Managing the Flow

The Thames and Severn Canal entered the River Thames just west of the town of Lechlade from where boats could use the river to make their way to London.

The main water supply for the canal was taken from the River Churn, with the pump at the Thames source providing extra supply in the summer. The Churn joins the Thames at Cricklade. (If you’ve signed up, there will be a map in your inbox, that shows how all this fits together.)

So at Cricklade there was less water coming down the Thames, as the spring was drying up, and less water coming down the Churn as it was being pumped into the top section of the canal, not all of which would find its way back to the Thames.
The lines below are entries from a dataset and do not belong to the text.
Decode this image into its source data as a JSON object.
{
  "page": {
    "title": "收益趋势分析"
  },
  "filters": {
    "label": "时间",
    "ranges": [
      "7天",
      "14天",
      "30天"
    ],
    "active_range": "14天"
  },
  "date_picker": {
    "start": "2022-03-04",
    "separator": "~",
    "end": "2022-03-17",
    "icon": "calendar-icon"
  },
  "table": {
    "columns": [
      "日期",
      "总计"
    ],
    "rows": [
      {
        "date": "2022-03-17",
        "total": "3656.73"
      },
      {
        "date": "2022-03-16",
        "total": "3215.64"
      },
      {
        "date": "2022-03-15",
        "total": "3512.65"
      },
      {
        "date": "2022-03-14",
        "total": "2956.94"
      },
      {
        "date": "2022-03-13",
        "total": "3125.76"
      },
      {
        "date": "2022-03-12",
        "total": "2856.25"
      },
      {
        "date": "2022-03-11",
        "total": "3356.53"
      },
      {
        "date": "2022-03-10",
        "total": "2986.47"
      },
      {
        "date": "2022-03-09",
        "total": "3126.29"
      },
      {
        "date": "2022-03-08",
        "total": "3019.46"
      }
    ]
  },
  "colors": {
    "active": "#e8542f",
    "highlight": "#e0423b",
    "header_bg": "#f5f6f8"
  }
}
At Lechlade some water would come in from the canal, but not as much as had been put into the canal originally.

Lower river levels made it hard for boats to get through and during periods of low rainfall it was even more difficult.

When the river was low more water was taken from the ground, which meant that more springs dried up and the river got even lower. In the end there is only a certain amount of water available.

The Thames and Severn Canal closed in 1933. The railway was now used to carry goods to and from London, whereas the canal needed repair and the water shortage was a major problem.

The Thames is still used by boats as far as Lechlade but most of them are carrying holidaymakers.

There are 45 locks enabling boats to safely pass the changes in level of the river.

Many of these have a lock keeper, part of whose job is to monitor the flow of the river. Too much water can lead to flooding. Too little causes problems for boats. At each lock the water that is not needed for the lock passes over a weir. The lock keeper can control how much water is allowed over the weir to maintain the correct water level upstream of his lock.

Quite a spectacular amount of water by the time you get further downstream.

Join me next week for a look at how the power of the water is being used.